The summary questions will then be checked against evidence to determine whether they have already been answered by research. This will be done by Ms Pip Divall, Mr Parag Raval and Mr Han Hong Chong . The PSP will complete the JLA Question Verification Form, which clearly describes the process used to verify the uncertainty of the questions, before starting prioritisation.  The Question Verification Form includes details of the types and sources of evidence used to check uncertainty.  The Question Verification Form should be published on the JLA website as soon as it has been agreed to enable researchers and other stakeholders to understand how the PSP has decided that its questions are unanswered, and any limitations of this.

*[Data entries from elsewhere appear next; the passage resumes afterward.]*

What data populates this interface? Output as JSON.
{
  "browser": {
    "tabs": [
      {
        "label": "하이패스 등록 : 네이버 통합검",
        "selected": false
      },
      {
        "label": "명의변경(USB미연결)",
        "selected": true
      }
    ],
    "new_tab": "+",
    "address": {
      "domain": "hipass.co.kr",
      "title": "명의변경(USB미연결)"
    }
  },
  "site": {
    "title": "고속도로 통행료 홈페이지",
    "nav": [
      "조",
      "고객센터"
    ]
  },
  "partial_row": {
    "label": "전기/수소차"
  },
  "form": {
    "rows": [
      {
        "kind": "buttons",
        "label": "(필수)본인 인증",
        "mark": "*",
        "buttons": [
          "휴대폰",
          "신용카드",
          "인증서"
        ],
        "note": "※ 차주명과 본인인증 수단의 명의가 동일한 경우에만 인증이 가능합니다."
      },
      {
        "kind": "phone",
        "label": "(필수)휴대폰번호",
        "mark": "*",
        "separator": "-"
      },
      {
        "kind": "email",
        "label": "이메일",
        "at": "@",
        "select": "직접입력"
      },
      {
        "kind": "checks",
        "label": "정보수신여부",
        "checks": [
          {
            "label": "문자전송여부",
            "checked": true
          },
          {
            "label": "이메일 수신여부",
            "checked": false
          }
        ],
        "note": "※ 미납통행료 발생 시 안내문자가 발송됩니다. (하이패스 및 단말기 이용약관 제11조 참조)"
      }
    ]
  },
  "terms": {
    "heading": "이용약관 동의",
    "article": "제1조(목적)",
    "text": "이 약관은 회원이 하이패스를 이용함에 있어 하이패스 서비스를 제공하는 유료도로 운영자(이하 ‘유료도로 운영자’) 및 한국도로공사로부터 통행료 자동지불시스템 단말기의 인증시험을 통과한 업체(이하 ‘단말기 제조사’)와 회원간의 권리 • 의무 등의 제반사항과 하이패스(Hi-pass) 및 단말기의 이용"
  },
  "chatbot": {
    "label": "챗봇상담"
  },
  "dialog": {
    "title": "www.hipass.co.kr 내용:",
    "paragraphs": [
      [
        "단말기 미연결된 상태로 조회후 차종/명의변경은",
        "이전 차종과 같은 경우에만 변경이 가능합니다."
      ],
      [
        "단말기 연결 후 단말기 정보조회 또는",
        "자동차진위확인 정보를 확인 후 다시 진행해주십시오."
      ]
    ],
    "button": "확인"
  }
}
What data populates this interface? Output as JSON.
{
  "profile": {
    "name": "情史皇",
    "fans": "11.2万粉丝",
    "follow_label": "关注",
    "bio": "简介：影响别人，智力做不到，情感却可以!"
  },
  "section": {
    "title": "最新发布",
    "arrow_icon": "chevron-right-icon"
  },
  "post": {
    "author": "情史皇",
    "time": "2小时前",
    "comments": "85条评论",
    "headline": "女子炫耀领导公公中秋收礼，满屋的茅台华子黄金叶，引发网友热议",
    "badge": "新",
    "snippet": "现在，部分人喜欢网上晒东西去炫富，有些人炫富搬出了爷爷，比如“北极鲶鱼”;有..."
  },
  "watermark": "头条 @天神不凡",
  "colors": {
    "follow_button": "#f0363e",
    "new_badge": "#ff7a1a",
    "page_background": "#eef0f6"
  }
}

Questions that are not adequately addressed by previous research will be collated and recorded on a standard JLA template by A/Prof Harvinder Pal Singh, Mr Parag Raval, Mr Han Hong Chong.  This will show the checking undertaken to make sure that the uncertainties have not already been answered.  The data should be submitted to the JLA for publication on its website on completion of the priority setting exercise, taking into account any changes made at the final workshop, in order to ensure that PSP results are publicly available.   

The Steering Group will also consider how it will deal with submitted questions that have been answered, and questions that are out of scope.

Step 5: Prioritisation – interim and final stages

The aim of the final stage of the priority setting process is to prioritise through consensus the identified uncertainties about Elbow Conditions.  This will involve input from patients, carers and clinicians.  The JLA encourages PSPs to involve as wide a range of people as possible, including those who did and did not contribute to the first consultation.  There are usually two stages of prioritisation. 

  1. Interim prioritisation is the stage where the long list of questions is reduced to a shorter list that can be taken to the final priority setting workshop. This is aimed at a wide audience and is done using similar methods to the first consultation. With the JLA’s guidance, the Steering Group will agree the method and consider how best to reach and engage patients, carers and clinicians in the process.  The most highly ranked questions (around 25) will be taken to a final priority setting workshop.  Where the interim prioritisation does not produce a clear ranking or cut off point, the Steering Group will decide which questions are taken forwards to the final prioritisation. 
  1. The final priority setting stage is generally a one-day workshop facilitated by the JLA. With guidance from the JLA and input from the Steering Group, up to 30 patients, carers and clinicians will be recruited to participate in a day of discussion and ranking, to determine the top 10 questions for research. All participants will declare their interests.  The Steering Group will advise on any adaptations needed to ensure that the process is inclusive and accessible.

Dissemination of results

The Steering Group will identify audiences with which it wants to engage when disseminating the results of the priority setting process, such as researchers, funders and the patient and clinical communities.  They will need to determine how best to communicate the results and who will take responsibility for this.  Previous PSPs’ outputs have included academic papers, lay reports, infographics, conference presentations and videos for social media.

It should be noted that the priorities are not worded as research questions.  The Steering Group should discuss how they will work with researchers and funders to establish how to address the priorities and to work out what the research questions are that will address the issues that people have prioritised.  The dissemination of the results of the PSP will be led by Mr Chris Peach and A/Prof Harvinder Pal Singh through the BOA and BESS.

The JLA encourages PSPs to report back about any activities that have come about because of the PSP, including funded research. Please send any details to jla@soton.ac.uk.

Agreement of the Steering Group

The Elbow Conditions PSP Steering Group agreed the content and direction of this Protocol on 13th January 2020.